But what if there is the worst case scenario and a player is so stricken that something tragic happens? Then the question is going to be, is that worth it? Was it worth it? How much of that conversation is being had now at the league level?
BRYANT: I don`t think it being had nearly enough for two reasons. One, I don`t think they`re thinking worst case scenario. I think they`re thinking worst case scenario for us is look at the amount of money we`re losing, look at what`s happening with major league baseball. These two sides, owners and players have been battling back and forth over margin. They`re not really arguing over safety. They`re arguing over margins.
And then the other thing is that the public continues to look at it a couple of ways. One of the issues that the public has had is that they look at it as treating athletes as if they`re essential workers or soldiers or paid by the federal government.
BRYANT: The other thing, of course, as you know and I know, Chuck, is the money. People look at the athletes as, well, you`ve got less to lose. You`ve got hundreds of millions of dollars. They`re looking at it as people always look at athletes. Well, because you`re rich, therefore, you don`t have the right to say anything.
And I think you bring up a really great point. What happens, worst case scenario, if a player really gets ill or player`s family gets sick or something like this happens? And now we`re having a very, very different conversation because the players don`t really matter. That`s the bottom line.
TODD: But in some ways, the players have never been more empowered. And I think -- all the way, I think on the college level, while they don`t have actual power, they have rhetorical power and they have the public, I think, largely on their side when it comes to prioritizing their health or prioritizing social justice right now.

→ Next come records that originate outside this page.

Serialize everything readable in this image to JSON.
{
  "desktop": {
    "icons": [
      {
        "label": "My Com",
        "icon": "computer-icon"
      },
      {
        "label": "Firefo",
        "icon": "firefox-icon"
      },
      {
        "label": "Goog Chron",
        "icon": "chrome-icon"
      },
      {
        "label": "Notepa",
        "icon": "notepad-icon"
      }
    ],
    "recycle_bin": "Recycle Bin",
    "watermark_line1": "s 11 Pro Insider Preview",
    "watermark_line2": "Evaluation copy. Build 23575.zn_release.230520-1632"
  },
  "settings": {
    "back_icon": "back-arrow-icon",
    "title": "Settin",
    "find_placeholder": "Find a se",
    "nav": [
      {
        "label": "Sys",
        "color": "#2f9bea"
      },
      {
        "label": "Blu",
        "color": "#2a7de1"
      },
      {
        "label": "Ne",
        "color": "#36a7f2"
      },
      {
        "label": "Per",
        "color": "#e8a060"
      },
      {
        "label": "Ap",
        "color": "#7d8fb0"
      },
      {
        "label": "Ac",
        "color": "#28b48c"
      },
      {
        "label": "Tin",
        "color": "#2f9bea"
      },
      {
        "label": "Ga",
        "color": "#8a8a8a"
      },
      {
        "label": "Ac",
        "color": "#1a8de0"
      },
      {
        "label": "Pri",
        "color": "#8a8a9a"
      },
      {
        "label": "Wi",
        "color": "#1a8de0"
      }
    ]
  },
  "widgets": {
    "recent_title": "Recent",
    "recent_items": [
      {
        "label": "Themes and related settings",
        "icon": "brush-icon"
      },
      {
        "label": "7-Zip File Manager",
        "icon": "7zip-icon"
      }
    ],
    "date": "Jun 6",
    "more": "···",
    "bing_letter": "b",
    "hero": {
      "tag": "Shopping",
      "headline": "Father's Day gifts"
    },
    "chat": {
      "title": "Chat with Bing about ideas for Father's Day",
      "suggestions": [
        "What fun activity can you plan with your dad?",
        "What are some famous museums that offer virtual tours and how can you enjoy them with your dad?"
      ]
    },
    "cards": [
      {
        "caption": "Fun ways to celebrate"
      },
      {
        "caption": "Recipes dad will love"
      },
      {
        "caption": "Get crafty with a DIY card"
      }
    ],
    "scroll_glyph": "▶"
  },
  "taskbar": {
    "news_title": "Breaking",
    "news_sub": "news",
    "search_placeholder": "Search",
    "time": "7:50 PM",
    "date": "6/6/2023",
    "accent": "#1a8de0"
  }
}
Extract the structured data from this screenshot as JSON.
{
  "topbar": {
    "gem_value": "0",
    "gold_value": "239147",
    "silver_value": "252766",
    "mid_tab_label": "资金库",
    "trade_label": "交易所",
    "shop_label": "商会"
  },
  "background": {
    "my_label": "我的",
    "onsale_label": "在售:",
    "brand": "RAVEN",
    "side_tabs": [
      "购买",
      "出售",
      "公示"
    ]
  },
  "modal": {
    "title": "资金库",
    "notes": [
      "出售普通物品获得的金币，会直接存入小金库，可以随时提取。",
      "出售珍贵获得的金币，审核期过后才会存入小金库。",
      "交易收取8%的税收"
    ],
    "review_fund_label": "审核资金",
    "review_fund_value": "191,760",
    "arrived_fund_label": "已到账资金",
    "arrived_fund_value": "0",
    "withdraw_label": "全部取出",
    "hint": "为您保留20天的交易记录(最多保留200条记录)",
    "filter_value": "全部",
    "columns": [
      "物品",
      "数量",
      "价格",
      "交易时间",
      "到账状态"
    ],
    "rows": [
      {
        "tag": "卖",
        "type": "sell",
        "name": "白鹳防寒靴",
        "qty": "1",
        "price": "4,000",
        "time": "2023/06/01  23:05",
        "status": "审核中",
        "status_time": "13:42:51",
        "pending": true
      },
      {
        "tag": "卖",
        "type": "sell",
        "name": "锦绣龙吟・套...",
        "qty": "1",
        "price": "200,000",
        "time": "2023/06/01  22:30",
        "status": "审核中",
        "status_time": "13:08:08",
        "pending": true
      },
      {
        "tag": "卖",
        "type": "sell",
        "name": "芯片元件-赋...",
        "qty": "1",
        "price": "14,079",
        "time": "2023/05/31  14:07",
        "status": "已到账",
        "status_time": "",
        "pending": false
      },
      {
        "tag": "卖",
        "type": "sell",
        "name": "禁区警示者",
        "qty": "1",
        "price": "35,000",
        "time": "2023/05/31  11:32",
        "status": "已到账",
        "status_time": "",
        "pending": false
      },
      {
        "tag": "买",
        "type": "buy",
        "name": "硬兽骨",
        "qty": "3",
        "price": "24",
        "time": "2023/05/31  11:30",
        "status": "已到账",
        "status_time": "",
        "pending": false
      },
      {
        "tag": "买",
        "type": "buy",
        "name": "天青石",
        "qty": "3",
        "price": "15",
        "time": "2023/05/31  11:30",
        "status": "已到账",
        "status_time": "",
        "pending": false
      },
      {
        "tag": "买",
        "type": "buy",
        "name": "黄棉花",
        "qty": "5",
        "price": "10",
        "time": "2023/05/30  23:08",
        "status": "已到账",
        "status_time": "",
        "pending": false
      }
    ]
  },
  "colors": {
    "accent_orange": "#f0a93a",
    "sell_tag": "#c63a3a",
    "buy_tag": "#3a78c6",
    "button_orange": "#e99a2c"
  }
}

And for instance, on the college level, do you think -- I don`t feel like I see this but it doesn`t seem as if the head coaches and the athletic directors realize that these college students are very likely to walk out on them if they push them too far on forcing them to play.
BRYANT: The college level is different, Chuck, because you can`t throw money at the college. You can`t look at the freshmen and sophomores and say, oh, you guys are billionaires or multibillionaires. You can`t use that argument.
The other reason why college is having a problem is because you`ve got this huge disparity between the players who are uncompensated and the coaches who are making $50, $60, and $70 million. And then I think the other part of it that makes it really interesting, as we saw four years ago with the University of Missouri, the players do have power. If the players want to walk, they can shut down the entire college system.
The question of amateurism is really being brought up. How can you have campuses that are shut down across the country in September and then expect the players to go out and play? Aren`t they students, too? How can you have a shutdown campus if the athletes are out there playing? That may have to be employees (INAUDIBLE).
TODD: Bottom line, Howard, do you actually expect professional leagues to fully be able to have any seasons?
BRYANT: I don`t. I don`t. I think they`re going to start -- you got to shut it down. Look at the NFL. Already shut down the hall of fame game.
BRYANT: Everyone is expecting it. I don`t see it. I really don`t. Start, yes, finish, no.
TODD: Yeah, that`s what it seems to me, as well. Howard Bryant from ESPN, it is always a pleasure to get permission to have you on, a competing media conglomerate. We always appreciate your perspective, sir. Thanks very much. We`ll be right back.
TODD: Well, that`s all we have for tonight. What a week, huh? We will be back on Monday with more "MEET THE PRESS DAILY." And if it`s Sunday, it`s "Meet the Press" on NBC.
THIS IS A RUSH TRANSCRIPT. THIS COPY MAY NOT BE IN ITS FINAL FORM AND MAY BE UPDATED. END